Extracted information:
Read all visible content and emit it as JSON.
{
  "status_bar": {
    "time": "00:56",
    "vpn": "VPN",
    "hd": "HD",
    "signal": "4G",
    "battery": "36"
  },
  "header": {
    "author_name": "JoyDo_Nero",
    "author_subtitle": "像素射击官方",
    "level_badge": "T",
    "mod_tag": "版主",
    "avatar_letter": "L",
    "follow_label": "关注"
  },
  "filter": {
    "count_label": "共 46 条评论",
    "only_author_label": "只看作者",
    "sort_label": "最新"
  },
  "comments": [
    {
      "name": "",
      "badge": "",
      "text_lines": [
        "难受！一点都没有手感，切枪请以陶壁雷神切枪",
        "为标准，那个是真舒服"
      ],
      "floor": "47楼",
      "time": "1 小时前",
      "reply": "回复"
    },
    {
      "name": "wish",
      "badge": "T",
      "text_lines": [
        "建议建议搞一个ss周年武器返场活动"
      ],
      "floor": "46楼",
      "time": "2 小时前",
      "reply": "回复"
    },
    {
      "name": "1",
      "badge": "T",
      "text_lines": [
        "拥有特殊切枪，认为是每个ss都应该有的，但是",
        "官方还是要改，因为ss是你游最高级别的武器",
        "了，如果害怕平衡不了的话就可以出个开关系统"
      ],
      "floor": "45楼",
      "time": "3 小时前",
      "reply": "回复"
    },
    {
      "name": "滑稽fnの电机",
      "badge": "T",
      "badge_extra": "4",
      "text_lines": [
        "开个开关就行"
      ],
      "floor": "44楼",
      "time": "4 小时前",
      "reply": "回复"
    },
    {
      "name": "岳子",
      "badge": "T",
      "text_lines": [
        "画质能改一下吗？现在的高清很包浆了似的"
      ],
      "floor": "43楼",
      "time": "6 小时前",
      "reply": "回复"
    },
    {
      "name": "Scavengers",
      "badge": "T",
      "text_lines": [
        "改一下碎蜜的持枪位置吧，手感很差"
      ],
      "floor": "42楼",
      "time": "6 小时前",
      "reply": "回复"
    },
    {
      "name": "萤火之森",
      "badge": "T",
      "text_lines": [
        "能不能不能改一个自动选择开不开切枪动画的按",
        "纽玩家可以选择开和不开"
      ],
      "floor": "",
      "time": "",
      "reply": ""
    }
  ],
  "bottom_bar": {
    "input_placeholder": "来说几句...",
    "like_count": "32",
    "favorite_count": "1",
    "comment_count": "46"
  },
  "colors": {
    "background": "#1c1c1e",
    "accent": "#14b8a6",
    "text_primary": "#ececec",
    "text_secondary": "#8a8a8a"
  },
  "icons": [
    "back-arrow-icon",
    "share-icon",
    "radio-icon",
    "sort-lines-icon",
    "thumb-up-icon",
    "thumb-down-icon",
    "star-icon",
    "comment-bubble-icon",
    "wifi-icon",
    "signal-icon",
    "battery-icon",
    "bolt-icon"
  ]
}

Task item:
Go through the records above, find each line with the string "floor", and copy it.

Expected answer:
      "floor": "47楼",
      "floor": "46楼",
      "floor": "45楼",
      "floor": "44楼",
      "floor": "43楼",
      "floor": "42楼",
      "floor": "",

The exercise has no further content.